Directions: The entries follow. Copy every line in which "Gebruiker" appears.
** Opening Data for analysis block **
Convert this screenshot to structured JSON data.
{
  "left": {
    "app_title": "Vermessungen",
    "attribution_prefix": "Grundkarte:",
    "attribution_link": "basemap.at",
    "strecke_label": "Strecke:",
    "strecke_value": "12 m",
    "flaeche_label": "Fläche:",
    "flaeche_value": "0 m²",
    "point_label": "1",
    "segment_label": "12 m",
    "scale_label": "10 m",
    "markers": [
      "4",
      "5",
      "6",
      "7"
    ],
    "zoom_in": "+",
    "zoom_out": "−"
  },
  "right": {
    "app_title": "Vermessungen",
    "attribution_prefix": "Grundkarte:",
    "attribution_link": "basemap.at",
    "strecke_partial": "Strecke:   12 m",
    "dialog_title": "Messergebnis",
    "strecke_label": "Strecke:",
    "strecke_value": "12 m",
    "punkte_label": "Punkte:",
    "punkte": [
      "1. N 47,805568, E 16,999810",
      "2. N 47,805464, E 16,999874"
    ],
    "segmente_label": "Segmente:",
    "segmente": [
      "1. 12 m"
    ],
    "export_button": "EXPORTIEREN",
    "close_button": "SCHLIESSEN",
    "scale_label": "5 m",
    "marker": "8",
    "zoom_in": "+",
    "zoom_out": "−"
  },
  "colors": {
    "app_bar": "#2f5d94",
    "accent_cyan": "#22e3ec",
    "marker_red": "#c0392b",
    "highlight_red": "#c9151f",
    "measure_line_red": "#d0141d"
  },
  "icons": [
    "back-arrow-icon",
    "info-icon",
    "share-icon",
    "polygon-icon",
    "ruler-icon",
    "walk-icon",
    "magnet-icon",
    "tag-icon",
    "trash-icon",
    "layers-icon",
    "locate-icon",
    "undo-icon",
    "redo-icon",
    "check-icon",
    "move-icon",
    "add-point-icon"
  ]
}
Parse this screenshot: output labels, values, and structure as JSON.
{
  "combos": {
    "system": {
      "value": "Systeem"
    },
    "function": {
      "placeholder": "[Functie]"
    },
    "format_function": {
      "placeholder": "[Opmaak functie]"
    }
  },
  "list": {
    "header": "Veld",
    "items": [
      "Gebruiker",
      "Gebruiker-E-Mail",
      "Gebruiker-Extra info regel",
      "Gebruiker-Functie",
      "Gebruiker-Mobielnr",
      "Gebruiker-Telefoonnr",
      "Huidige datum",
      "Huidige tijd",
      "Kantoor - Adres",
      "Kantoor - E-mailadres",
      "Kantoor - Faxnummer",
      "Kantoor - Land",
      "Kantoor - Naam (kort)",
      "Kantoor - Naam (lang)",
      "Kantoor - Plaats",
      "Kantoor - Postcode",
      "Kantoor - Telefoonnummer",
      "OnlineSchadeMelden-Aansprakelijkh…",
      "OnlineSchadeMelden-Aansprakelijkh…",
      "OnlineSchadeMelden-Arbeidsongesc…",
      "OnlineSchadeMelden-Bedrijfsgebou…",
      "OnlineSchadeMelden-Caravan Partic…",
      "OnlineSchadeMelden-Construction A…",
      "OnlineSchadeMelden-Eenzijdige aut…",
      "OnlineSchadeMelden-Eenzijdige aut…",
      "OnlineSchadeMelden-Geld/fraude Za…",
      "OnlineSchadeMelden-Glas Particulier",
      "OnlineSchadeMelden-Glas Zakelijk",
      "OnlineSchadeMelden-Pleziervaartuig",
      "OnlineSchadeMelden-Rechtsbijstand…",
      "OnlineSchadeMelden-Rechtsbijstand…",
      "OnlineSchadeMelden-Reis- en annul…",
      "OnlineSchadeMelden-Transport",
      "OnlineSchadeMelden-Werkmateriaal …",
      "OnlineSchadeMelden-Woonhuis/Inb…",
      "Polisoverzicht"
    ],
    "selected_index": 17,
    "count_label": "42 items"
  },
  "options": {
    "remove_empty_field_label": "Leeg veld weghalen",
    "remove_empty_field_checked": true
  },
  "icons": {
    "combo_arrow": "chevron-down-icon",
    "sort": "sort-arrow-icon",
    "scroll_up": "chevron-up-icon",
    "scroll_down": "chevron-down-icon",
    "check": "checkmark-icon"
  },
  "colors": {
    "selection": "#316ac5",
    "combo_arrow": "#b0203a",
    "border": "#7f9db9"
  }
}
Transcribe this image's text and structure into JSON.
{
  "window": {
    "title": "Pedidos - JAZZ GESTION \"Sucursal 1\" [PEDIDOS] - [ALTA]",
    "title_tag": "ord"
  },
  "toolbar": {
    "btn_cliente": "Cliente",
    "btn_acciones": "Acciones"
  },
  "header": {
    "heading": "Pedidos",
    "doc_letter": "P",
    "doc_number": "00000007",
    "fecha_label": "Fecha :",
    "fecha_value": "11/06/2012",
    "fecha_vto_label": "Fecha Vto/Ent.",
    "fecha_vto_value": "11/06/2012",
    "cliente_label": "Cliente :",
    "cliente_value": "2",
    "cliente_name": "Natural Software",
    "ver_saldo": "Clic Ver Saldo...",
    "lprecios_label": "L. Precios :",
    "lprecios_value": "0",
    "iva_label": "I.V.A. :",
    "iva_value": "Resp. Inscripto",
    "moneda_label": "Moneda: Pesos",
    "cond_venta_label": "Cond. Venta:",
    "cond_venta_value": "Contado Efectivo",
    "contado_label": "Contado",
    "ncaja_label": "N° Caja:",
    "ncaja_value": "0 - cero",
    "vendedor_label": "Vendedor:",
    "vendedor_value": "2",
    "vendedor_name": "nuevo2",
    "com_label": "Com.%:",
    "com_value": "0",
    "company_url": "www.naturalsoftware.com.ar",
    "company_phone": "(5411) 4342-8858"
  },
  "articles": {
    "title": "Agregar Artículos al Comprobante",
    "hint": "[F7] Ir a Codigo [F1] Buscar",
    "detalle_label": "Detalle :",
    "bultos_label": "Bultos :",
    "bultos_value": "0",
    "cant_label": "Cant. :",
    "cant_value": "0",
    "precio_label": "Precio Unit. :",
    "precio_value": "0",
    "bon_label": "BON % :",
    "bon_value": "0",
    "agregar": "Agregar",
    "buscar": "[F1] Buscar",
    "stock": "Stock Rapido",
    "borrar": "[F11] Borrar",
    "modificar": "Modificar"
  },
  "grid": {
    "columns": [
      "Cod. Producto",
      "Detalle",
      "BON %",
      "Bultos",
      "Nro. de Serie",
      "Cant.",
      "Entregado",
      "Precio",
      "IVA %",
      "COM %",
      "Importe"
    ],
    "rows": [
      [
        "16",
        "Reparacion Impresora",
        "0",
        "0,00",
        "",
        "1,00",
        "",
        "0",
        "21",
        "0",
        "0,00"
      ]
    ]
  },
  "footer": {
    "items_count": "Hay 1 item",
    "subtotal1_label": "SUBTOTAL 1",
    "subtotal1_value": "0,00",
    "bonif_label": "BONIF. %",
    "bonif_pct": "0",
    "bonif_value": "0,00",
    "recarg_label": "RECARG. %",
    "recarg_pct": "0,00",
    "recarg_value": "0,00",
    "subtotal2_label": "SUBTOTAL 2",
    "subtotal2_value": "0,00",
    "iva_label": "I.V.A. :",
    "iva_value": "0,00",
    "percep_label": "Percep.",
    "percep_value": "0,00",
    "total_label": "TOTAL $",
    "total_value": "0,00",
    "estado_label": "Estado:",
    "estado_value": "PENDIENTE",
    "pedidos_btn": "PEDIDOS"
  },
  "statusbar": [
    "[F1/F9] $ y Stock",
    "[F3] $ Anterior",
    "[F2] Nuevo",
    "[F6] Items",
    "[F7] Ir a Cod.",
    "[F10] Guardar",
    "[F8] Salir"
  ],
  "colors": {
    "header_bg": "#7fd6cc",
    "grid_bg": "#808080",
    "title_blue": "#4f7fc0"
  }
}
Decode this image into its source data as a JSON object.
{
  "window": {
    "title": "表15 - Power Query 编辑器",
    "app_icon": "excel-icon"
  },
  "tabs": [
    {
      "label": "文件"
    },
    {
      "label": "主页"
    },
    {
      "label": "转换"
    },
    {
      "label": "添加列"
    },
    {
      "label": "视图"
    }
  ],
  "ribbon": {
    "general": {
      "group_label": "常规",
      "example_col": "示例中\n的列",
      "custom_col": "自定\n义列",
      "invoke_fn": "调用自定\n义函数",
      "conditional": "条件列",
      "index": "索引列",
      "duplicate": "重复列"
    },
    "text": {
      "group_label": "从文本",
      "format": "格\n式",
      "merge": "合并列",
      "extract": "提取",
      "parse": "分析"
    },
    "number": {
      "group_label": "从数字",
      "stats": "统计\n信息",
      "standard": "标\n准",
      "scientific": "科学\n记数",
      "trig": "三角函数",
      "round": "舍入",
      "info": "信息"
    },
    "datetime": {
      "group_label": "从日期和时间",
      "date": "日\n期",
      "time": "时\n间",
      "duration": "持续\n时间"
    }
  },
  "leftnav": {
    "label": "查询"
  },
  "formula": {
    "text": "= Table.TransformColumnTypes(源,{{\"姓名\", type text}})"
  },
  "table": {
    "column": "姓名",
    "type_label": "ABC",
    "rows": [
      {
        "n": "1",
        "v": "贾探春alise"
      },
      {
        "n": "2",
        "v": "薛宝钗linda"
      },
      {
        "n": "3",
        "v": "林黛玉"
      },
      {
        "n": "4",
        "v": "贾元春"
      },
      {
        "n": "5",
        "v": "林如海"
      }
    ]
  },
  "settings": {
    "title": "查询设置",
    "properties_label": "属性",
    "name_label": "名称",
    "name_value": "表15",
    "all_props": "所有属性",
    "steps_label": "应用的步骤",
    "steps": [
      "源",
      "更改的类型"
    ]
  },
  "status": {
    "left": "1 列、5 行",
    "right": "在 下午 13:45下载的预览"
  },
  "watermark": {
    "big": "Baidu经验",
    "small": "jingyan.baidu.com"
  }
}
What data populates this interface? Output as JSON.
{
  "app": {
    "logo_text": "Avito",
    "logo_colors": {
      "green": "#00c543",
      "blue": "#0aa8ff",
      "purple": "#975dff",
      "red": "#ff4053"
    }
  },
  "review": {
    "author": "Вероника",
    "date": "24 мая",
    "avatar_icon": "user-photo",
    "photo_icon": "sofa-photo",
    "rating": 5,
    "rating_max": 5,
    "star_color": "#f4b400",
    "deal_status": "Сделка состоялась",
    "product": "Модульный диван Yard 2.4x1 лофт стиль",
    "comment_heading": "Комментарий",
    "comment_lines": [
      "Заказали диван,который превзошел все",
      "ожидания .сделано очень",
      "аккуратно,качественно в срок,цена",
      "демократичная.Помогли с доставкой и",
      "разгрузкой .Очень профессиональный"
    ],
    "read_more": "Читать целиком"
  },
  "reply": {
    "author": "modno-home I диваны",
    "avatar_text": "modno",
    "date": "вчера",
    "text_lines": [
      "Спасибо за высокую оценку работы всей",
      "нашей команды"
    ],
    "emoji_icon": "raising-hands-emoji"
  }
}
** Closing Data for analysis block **
Expected answer:
      "Gebruiker",
      "Gebruiker-E-Mail",
      "Gebruiker-Extra info regel",
      "Gebruiker-Functie",
      "Gebruiker-Mobielnr",
      "Gebruiker-Telefoonnr",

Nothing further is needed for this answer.